Work task
Repeat only part of the entries. Start at the line that has "Output a JSON" and keep going through the last line, exactly as given.

Interface dataset entries
━━━━━━━━━━━━━━━━━━━━━━━━━━━━━━
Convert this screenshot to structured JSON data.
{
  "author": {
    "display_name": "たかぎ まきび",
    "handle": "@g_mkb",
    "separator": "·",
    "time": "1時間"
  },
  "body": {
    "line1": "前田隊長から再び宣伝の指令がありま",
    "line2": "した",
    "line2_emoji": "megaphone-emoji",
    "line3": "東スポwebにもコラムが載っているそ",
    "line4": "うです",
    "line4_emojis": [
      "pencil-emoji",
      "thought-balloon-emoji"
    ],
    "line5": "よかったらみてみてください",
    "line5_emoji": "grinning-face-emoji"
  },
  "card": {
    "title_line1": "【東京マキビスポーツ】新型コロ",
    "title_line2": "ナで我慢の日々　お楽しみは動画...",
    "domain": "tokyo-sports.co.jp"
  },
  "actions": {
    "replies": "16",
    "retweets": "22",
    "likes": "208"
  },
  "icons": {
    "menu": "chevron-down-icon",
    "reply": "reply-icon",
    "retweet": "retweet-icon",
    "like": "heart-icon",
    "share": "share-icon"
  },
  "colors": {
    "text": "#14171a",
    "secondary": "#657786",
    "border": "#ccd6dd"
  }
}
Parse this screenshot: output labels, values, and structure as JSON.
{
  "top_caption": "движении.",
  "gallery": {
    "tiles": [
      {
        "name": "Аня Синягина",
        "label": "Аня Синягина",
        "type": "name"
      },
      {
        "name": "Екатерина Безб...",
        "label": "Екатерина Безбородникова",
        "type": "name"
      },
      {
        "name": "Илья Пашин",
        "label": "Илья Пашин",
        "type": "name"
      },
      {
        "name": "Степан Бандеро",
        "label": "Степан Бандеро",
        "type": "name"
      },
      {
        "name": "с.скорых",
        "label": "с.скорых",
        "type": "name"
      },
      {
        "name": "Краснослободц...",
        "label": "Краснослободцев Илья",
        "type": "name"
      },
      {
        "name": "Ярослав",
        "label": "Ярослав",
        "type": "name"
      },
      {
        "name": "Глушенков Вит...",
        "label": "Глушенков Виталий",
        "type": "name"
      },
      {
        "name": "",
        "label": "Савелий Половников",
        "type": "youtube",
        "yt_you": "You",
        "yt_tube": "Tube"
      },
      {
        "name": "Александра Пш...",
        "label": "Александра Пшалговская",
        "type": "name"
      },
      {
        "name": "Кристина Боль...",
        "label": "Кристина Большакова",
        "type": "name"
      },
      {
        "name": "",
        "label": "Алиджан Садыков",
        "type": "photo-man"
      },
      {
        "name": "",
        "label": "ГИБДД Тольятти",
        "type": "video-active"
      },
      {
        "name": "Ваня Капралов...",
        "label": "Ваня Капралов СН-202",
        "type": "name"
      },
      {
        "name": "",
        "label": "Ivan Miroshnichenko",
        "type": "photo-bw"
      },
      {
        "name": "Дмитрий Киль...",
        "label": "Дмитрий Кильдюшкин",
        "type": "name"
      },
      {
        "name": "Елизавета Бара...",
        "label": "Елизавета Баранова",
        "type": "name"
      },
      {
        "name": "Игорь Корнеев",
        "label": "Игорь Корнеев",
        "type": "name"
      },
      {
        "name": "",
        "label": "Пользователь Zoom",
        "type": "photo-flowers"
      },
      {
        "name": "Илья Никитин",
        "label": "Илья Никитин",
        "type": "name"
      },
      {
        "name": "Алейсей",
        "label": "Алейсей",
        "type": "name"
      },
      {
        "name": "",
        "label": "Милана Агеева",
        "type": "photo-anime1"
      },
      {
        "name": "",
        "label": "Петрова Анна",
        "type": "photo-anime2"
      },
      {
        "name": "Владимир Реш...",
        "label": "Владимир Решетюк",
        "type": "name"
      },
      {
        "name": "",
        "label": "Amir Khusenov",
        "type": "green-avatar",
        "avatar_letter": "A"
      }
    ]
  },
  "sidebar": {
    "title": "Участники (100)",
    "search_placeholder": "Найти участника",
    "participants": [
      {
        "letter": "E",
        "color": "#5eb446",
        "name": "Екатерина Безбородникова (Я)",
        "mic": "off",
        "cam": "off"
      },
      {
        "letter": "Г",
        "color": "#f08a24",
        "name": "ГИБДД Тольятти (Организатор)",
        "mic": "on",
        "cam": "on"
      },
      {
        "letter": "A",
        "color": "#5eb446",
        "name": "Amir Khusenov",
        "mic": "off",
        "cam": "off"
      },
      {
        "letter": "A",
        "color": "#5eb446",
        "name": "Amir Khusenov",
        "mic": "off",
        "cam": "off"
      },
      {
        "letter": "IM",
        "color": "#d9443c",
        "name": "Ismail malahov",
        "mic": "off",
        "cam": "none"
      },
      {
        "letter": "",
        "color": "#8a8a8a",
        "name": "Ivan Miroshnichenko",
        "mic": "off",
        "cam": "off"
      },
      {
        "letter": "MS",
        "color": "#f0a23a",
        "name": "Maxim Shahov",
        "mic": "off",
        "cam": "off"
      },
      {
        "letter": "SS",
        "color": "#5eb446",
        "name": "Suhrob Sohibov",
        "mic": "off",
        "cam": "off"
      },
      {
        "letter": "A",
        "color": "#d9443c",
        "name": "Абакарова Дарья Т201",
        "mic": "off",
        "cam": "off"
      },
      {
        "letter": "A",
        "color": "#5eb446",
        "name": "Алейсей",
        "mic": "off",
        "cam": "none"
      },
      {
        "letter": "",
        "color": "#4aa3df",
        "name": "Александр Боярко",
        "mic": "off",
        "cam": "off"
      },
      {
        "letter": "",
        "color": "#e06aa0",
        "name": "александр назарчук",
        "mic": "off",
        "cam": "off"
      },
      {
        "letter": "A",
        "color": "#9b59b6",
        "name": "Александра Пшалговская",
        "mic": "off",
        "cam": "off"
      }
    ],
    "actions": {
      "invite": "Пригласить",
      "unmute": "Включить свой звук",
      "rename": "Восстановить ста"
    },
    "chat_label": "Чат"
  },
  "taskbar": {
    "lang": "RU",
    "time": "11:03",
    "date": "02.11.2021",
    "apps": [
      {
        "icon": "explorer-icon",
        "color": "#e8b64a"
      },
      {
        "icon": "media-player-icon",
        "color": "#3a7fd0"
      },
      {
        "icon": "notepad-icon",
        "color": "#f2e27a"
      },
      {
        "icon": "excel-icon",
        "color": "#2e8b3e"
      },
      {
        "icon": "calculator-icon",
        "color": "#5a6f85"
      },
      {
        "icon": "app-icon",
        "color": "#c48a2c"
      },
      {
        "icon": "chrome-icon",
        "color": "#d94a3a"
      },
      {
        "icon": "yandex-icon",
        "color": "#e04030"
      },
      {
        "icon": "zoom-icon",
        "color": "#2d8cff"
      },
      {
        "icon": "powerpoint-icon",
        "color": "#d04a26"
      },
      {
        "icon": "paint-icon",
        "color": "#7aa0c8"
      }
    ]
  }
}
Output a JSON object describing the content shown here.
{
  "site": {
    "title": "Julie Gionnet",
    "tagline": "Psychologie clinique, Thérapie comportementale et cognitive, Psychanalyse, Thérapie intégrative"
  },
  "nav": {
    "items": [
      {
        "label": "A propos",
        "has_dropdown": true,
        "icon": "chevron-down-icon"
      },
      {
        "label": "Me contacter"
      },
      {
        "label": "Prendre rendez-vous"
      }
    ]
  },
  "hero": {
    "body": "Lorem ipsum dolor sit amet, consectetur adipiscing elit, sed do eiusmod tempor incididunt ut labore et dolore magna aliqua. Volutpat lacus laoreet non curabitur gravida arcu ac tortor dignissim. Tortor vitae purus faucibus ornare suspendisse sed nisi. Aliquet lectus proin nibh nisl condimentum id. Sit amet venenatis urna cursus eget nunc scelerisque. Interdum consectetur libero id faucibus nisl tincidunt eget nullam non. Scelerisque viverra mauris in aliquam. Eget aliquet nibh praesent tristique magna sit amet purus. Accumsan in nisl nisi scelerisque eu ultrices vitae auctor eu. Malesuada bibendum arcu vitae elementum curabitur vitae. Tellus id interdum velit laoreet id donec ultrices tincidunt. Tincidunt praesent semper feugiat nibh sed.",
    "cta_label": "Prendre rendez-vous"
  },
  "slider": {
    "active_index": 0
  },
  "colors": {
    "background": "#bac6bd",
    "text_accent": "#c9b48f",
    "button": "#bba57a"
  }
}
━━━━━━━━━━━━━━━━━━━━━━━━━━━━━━
Response area
Output a JSON object describing the content shown here.
{
  "site": {
    "title": "Julie Gionnet",
    "tagline": "Psychologie clinique, Thérapie comportementale et cognitive, Psychanalyse, Thérapie intégrative"
  },
  "nav": {
    "items": [
      {
        "label": "A propos",
        "has_dropdown": true,
        "icon": "chevron-down-icon"
      },
      {
        "label": "Me contacter"
      },
      {
        "label": "Prendre rendez-vous"
      }
    ]
  },
  "hero": {
    "body": "Lorem ipsum dolor sit amet, consectetur adipiscing elit, sed do eiusmod tempor incididunt ut labore et dolore magna aliqua. Volutpat lacus laoreet non curabitur gravida arcu ac tortor dignissim. Tortor vitae purus faucibus ornare suspendisse sed nisi. Aliquet lectus proin nibh nisl condimentum id. Sit amet venenatis urna cursus eget nunc scelerisque. Interdum consectetur libero id faucibus nisl tincidunt eget nullam non. Scelerisque viverra mauris in aliquam. Eget aliquet nibh praesent tristique magna sit amet purus. Accumsan in nisl nisi scelerisque eu ultrices vitae auctor eu. Malesuada bibendum arcu vitae elementum curabitur vitae. Tellus id interdum velit laoreet id donec ultrices tincidunt. Tincidunt praesent semper feugiat nibh sed.",
    "cta_label": "Prendre rendez-vous"
  },
  "slider": {
    "active_index": 0
  },
  "colors": {
    "background": "#bac6bd",
    "text_accent": "#c9b48f",
    "button": "#bba57a"
  }
}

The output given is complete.